Scoliosis comes in a variety of forms.
Scoliosis with no known etiology is known as idiopathic scoliosis. Doctors are unable to determine the specific cause of a bent spine in up to 80% of instances.
Scoliosis is a condition that develops in a baby's back before birth. The spine might bend due to problems with the little bones in the back called vertebrae. The vertebrae may be missing or don't separate properly. When the infant is delivered, doctors may be able to detect this unusual abnormality. It's possible they won't find it till they're in their teen years.
Spina bifida, cerebral palsy, or perhaps spinal cord damage can all produce neuromuscular scoliosis. These disorders can cause muscle injury, causing them to fail to properly support your spine. Your back may curve as a result of this.
Adults are affected by degenerative scoliosis. It commonly starts in the lower back when the spine's discs and joints begin to wear down with age.

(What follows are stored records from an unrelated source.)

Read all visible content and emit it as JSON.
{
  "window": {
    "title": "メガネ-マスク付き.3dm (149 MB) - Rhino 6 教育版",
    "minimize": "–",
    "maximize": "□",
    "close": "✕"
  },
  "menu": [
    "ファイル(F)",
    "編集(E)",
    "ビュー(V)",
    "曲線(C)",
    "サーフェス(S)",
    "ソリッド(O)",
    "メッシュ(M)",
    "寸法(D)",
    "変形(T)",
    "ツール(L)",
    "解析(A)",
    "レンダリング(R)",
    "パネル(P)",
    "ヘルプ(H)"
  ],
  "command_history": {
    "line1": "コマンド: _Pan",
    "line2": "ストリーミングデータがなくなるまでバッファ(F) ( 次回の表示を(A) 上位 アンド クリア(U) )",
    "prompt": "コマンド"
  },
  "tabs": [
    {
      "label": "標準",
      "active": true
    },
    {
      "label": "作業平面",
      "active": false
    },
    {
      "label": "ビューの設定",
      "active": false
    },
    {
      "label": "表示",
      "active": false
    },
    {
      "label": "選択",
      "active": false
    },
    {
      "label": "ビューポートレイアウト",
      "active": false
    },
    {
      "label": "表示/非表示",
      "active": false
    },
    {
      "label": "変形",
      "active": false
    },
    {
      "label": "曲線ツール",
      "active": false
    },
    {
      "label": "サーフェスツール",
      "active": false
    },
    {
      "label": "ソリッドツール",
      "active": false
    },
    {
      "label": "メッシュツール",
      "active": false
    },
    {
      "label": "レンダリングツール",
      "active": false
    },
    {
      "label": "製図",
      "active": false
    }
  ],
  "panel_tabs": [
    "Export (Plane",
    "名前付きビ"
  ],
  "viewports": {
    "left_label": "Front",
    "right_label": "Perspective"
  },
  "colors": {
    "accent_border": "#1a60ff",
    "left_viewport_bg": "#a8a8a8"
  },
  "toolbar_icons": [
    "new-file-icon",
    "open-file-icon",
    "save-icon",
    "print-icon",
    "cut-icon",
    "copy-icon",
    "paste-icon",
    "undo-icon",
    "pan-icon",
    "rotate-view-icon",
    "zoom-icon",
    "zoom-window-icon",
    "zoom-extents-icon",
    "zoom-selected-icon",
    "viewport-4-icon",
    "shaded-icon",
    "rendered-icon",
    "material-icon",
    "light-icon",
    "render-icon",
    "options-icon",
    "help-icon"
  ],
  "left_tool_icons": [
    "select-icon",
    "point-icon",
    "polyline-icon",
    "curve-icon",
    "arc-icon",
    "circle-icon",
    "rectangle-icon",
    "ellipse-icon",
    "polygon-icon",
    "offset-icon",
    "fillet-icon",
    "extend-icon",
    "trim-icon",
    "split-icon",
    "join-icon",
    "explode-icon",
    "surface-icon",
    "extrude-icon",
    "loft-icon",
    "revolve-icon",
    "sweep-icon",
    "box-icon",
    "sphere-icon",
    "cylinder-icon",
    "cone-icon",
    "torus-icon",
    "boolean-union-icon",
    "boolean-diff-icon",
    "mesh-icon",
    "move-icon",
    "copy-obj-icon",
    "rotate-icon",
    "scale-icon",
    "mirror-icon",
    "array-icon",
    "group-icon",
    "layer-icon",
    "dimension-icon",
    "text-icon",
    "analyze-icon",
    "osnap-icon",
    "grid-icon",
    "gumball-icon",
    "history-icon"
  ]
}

Causes & Risk Factors for Scoliosis
Scoliosis can be caused by a variety of factors. These curves are classified as structural or nonstructural by doctors.
The spine functions properly yet appear crooked in nonstructural scoliosis. This can occur for a variety of causes, including having one leg longer than another, muscular spasms, and inflammations such as appendicitis. Scoliosis frequently disappears when these issues are addressed.
The curvature of the spine in structural scoliosis is inflexible and cannot be reversed.
The following are some of the causes:
- Cerebral palsy is a condition that affects the brain.
- Muscular dystrophy is a kind of muscular dystrophy.
- Defects in the womb
- Marfan syndrome, as well as Down syndrome, are two genetic disorders.
- Family history and heredity can both be risk factors for idiopathic scoliosis. If you or one of the children has this problem, make sure the rest of the family is tested regularly.
Scoliosis is most common between the ages of 10 and 15 when children are going through growth spurts. Minor idiopathic scoliosis affects almost the same amount of males and girls. Curves in females, on the other hand, are 40 % more likely to worsen and may require treatment.
Scoliosis that develops during adolescence might persist throughout maturity. The more curved your spine is, the more probable it may deteriorate over time.
Scoliosis cannot be prevented. So disregard any falsehoods you may have heard, including such scoliosis being caused by childhood sports injuries.
Similarly, you may be apprehensive about the heaviness of your children's textbooks if they are in school. Back, shoulder, and neck pain are caused by large backpacks, but they do not induce scoliosis.
And what about slouching? The manner a person is standing or sitting has no bearing on their risk of developing scoliosis. A curved spine, on the other hand, may generate a perceptible lean. Ask your doctor to examine your child's spine if he or she is unable to stand erect.